But William was born on 7 April 1770, we celebrated his 250th anniversary in April 2020, and he died 23 April 1850. So what was the Centenary?

In July 1807 Wordsworth was staying at Hall Farm in Coleorton as a guest of Sir George and Lady Margaret Beaumont arriving just before Christmas 1806. He was accompanied by his wife Mary, their children John, Dora and Thomas, sister Dorothy and Mary’s sister Sara Hutchinson. He spent the time working on his poems and helping to design the gardens at Coleorton Hall. In April 1807 William’s second major collection of work “Poems in Two Volumes” was published. Lady Margaret Beaumont helped to get the book published and promoted it around her literary contacts in London.

This was a significant event for William in establishing himself as an accepted Romantic poet, though still considered somewhat avant garde at the time. This book included many poems that are well-known to us now.
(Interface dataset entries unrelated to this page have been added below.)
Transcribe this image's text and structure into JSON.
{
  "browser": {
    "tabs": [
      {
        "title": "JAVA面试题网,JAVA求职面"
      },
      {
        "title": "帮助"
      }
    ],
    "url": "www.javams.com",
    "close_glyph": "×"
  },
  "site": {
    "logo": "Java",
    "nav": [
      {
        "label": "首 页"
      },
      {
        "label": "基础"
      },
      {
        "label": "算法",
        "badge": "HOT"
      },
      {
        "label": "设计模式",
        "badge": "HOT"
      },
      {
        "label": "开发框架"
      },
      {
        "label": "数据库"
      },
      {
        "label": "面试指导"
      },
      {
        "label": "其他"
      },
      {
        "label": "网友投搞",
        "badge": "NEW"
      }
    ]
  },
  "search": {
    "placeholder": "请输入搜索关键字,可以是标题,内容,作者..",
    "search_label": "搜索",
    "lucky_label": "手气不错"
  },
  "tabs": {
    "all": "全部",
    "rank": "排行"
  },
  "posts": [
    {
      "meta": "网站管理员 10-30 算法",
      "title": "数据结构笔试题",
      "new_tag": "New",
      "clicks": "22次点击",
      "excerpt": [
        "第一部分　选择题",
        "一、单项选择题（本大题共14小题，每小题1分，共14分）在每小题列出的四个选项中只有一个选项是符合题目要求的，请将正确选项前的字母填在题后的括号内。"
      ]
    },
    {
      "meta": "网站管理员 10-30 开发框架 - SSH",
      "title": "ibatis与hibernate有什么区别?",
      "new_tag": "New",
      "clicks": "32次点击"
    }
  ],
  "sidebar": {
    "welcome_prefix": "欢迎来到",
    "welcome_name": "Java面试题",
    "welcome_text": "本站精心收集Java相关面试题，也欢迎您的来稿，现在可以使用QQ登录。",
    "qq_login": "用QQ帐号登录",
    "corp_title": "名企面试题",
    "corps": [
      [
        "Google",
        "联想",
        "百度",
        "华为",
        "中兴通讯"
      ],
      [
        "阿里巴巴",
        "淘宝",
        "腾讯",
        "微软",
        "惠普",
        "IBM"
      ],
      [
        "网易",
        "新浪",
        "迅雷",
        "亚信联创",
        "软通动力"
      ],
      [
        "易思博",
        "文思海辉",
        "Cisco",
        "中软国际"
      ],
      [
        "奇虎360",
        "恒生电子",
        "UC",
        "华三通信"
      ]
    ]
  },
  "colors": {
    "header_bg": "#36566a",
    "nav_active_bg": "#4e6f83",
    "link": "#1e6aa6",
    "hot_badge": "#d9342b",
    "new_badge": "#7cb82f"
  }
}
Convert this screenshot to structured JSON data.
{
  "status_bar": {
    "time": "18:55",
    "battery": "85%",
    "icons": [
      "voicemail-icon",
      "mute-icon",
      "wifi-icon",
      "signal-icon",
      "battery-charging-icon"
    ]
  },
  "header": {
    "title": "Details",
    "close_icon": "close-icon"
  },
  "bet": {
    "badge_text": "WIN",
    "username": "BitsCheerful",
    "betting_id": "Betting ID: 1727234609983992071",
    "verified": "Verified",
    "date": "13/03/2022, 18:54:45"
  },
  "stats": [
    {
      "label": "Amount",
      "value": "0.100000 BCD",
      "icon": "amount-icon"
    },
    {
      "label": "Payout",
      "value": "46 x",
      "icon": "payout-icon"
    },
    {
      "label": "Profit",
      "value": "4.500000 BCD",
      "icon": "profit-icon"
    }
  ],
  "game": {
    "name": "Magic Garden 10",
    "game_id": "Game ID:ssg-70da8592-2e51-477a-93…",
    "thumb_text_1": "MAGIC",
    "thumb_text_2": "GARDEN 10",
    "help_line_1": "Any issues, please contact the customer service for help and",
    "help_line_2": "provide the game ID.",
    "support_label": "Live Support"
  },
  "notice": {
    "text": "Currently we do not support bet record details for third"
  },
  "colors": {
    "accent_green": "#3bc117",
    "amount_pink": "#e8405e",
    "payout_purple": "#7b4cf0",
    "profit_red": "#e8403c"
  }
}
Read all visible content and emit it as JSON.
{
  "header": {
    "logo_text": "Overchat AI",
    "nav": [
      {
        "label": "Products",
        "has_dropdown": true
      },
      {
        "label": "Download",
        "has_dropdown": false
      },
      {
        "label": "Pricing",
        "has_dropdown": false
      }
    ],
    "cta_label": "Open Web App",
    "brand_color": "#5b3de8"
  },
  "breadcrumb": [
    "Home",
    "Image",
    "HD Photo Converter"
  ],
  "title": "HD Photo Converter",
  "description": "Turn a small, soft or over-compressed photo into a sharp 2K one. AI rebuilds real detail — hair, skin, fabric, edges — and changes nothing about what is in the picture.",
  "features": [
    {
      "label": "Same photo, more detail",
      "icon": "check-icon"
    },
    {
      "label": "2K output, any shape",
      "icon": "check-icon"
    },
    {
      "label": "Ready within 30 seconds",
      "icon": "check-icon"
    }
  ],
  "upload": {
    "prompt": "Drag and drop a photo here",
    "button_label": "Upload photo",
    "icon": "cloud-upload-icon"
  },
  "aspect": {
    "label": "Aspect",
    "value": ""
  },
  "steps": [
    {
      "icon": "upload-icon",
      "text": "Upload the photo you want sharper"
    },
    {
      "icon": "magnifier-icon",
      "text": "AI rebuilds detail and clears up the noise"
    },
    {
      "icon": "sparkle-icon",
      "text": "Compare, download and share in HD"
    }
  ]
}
Perhaps the celebration was of the publication of “Poems in Two Volumes” or of the Wordsworth’s stay at Coleorton during 1807.

Another thread to the 1807 mystery is the entry from the National Portrait Gallery regarding a sketch preparatory to a marble bust being carved by Sir Francis Chantrey (paid for by Sir George Beaumont for £120). The date “1807” is scribbled on the sketch. Chantry made the bust in marble in 1820 (see photo). But maybe the sketch was done earlier? As John Constable’s sketch of Reynolds cenotaph made during his stay at Coleorton Hall in 1823 was finally painted in oils and exhibited at The Royal Academy in 1837.

Interestingly Sir Francis Chantrey and William Wordsworth shared the same birthday; Sir Francis was born on 7 April 1781.

The world is too much with us; late and soon,
Getting and spending, we lay waste our powers:
Little we see in Nature that is ours;
We have given our hearts away, a sordid boon!

William Wordsworth, from "The world is too much with us" in Poems in Two Volumes

Read more about William Wordsworth and his time at Coleorton >>

Compiled by: Sandra Dillon, member of the Coleorton Heritage Group; first published in Community Voice magazine April 2024.